- Opening Delimiter -

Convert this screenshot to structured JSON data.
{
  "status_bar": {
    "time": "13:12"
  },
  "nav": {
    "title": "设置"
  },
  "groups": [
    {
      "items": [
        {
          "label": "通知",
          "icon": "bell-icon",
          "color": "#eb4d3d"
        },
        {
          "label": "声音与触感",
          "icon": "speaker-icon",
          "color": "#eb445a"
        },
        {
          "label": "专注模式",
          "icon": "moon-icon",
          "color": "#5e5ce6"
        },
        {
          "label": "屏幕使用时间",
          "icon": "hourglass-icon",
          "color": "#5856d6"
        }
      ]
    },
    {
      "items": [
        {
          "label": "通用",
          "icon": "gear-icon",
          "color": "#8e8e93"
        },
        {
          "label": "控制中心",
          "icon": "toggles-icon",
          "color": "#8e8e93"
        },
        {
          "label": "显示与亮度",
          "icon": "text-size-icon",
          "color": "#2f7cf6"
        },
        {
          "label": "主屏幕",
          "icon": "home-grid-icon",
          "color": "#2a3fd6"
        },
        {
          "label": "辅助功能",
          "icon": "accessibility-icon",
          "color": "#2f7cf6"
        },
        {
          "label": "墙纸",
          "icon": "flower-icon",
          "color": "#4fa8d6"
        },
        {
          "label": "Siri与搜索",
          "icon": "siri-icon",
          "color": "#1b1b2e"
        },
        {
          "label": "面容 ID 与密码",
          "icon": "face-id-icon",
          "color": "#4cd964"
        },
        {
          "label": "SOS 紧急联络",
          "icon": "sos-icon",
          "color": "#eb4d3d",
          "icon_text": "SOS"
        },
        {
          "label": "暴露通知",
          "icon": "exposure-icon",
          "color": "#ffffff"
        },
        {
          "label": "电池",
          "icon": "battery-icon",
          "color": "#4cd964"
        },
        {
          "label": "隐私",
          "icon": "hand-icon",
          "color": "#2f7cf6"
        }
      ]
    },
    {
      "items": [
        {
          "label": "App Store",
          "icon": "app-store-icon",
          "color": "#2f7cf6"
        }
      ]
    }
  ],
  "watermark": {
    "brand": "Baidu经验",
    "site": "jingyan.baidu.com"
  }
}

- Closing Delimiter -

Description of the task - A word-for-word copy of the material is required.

Response for this exercise -
Convert this screenshot to structured JSON data.
{
  "status_bar": {
    "time": "13:12"
  },
  "nav": {
    "title": "设置"
  },
  "groups": [
    {
      "items": [
        {
          "label": "通知",
          "icon": "bell-icon",
          "color": "#eb4d3d"
        },
        {
          "label": "声音与触感",
          "icon": "speaker-icon",
          "color": "#eb445a"
        },
        {
          "label": "专注模式",
          "icon": "moon-icon",
          "color": "#5e5ce6"
        },
        {
          "label": "屏幕使用时间",
          "icon": "hourglass-icon",
          "color": "#5856d6"
        }
      ]
    },
    {
      "items": [
        {
          "label": "通用",
          "icon": "gear-icon",
          "color": "#8e8e93"
        },
        {
          "label": "控制中心",
          "icon": "toggles-icon",
          "color": "#8e8e93"
        },
        {
          "label": "显示与亮度",
          "icon": "text-size-icon",
          "color": "#2f7cf6"
        },
        {
          "label": "主屏幕",
          "icon": "home-grid-icon",
          "color": "#2a3fd6"
        },
        {
          "label": "辅助功能",
          "icon": "accessibility-icon",
          "color": "#2f7cf6"
        },
        {
          "label": "墙纸",
          "icon": "flower-icon",
          "color": "#4fa8d6"
        },
        {
          "label": "Siri与搜索",
          "icon": "siri-icon",
          "color": "#1b1b2e"
        },
        {
          "label": "面容 ID 与密码",
          "icon": "face-id-icon",
          "color": "#4cd964"
        },
        {
          "label": "SOS 紧急联络",
          "icon": "sos-icon",
          "color": "#eb4d3d",
          "icon_text": "SOS"
        },
        {
          "label": "暴露通知",
          "icon": "exposure-icon",
          "color": "#ffffff"
        },
        {
          "label": "电池",
          "icon": "battery-icon",
          "color": "#4cd964"
        },
        {
          "label": "隐私",
          "icon": "hand-icon",
          "color": "#2f7cf6"
        }
      ]
    },
    {
      "items": [
        {
          "label": "App Store",
          "icon": "app-store-icon",
          "color": "#2f7cf6"
        }
      ]
    }
  ],
  "watermark": {
    "brand": "Baidu经验",
    "site": "jingyan.baidu.com"
  }
}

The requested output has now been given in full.